(Entries from a dataset of interfaces)
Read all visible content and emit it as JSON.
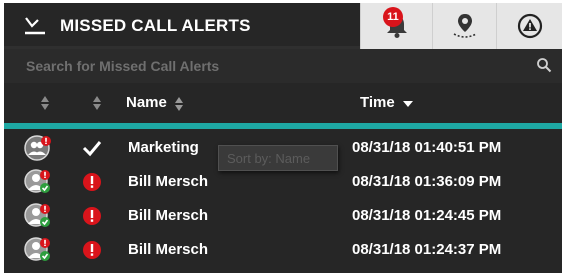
{
  "header": {
    "title": "MISSED CALL ALERTS",
    "bell_badge": "11"
  },
  "search": {
    "placeholder": "Search for Missed Call Alerts",
    "value": ""
  },
  "columns": {
    "name": "Name",
    "time": "Time",
    "time_sort": "descending"
  },
  "tooltip": "Sort by: Name",
  "rows": [
    {
      "avatar": "group-avatar-alert",
      "status": "checkmark-icon",
      "name": "Marketing",
      "time": "08/31/18 01:40:51 PM"
    },
    {
      "avatar": "user-avatar-check",
      "status": "alert-red-icon",
      "name": "Bill Mersch",
      "time": "08/31/18 01:36:09 PM"
    },
    {
      "avatar": "user-avatar-check",
      "status": "alert-red-icon",
      "name": "Bill Mersch",
      "time": "08/31/18 01:24:45 PM"
    },
    {
      "avatar": "user-avatar-check",
      "status": "alert-red-icon",
      "name": "Bill Mersch",
      "time": "08/31/18 01:24:37 PM"
    }
  ],
  "colors": {
    "background": "#262626",
    "accent_teal": "#1ea8a3",
    "alert_red": "#d9141b",
    "check_green": "#2e9e3e"
  }
}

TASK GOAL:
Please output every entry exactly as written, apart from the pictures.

REPLY TO THE EXERCISE:
Read all visible content and emit it as JSON.
{
  "header": {
    "title": "MISSED CALL ALERTS",
    "bell_badge": "11"
  },
  "search": {
    "placeholder": "Search for Missed Call Alerts",
    "value": ""
  },
  "columns": {
    "name": "Name",
    "time": "Time",
    "time_sort": "descending"
  },
  "tooltip": "Sort by: Name",
  "rows": [
    {
      "avatar": "group-avatar-alert",
      "status": "checkmark-icon",
      "name": "Marketing",
      "time": "08/31/18 01:40:51 PM"
    },
    {
      "avatar": "user-avatar-check",
      "status": "alert-red-icon",
      "name": "Bill Mersch",
      "time": "08/31/18 01:36:09 PM"
    },
    {
      "avatar": "user-avatar-check",
      "status": "alert-red-icon",
      "name": "Bill Mersch",
      "time": "08/31/18 01:24:45 PM"
    },
    {
      "avatar": "user-avatar-check",
      "status": "alert-red-icon",
      "name": "Bill Mersch",
      "time": "08/31/18 01:24:37 PM"
    }
  ],
  "colors": {
    "background": "#262626",
    "accent_teal": "#1ea8a3",
    "alert_red": "#d9141b",
    "check_green": "#2e9e3e"
  }
}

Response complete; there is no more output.